Reproduce the entries below, please. Keep every character the same.

━━━ Data provided ━━━

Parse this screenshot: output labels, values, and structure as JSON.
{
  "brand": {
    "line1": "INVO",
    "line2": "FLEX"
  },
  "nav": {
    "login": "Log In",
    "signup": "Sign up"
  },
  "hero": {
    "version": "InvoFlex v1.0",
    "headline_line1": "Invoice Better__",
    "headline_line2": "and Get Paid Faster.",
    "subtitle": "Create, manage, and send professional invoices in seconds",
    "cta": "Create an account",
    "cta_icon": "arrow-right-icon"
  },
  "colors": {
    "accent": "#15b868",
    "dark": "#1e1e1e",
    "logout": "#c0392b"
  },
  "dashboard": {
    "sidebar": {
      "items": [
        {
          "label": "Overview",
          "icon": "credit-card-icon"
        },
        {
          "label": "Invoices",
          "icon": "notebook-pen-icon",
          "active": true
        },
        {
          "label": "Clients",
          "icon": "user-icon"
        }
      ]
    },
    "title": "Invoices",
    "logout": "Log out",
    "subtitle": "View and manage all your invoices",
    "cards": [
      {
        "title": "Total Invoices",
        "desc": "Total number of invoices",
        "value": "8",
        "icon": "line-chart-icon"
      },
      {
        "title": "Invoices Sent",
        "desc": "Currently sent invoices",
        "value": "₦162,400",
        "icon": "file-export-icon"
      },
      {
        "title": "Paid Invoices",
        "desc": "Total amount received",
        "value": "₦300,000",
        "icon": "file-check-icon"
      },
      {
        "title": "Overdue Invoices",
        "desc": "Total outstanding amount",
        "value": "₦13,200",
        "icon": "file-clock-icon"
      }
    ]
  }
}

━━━

» Exercise output:
Parse this screenshot: output labels, values, and structure as JSON.
{
  "brand": {
    "line1": "INVO",
    "line2": "FLEX"
  },
  "nav": {
    "login": "Log In",
    "signup": "Sign up"
  },
  "hero": {
    "version": "InvoFlex v1.0",
    "headline_line1": "Invoice Better__",
    "headline_line2": "and Get Paid Faster.",
    "subtitle": "Create, manage, and send professional invoices in seconds",
    "cta": "Create an account",
    "cta_icon": "arrow-right-icon"
  },
  "colors": {
    "accent": "#15b868",
    "dark": "#1e1e1e",
    "logout": "#c0392b"
  },
  "dashboard": {
    "sidebar": {
      "items": [
        {
          "label": "Overview",
          "icon": "credit-card-icon"
        },
        {
          "label": "Invoices",
          "icon": "notebook-pen-icon",
          "active": true
        },
        {
          "label": "Clients",
          "icon": "user-icon"
        }
      ]
    },
    "title": "Invoices",
    "logout": "Log out",
    "subtitle": "View and manage all your invoices",
    "cards": [
      {
        "title": "Total Invoices",
        "desc": "Total number of invoices",
        "value": "8",
        "icon": "line-chart-icon"
      },
      {
        "title": "Invoices Sent",
        "desc": "Currently sent invoices",
        "value": "₦162,400",
        "icon": "file-export-icon"
      },
      {
        "title": "Paid Invoices",
        "desc": "Total amount received",
        "value": "₦300,000",
        "icon": "file-check-icon"
      },
      {
        "title": "Overdue Invoices",
        "desc": "Total outstanding amount",
        "value": "₦13,200",
        "icon": "file-clock-icon"
      }
    ]
  }
}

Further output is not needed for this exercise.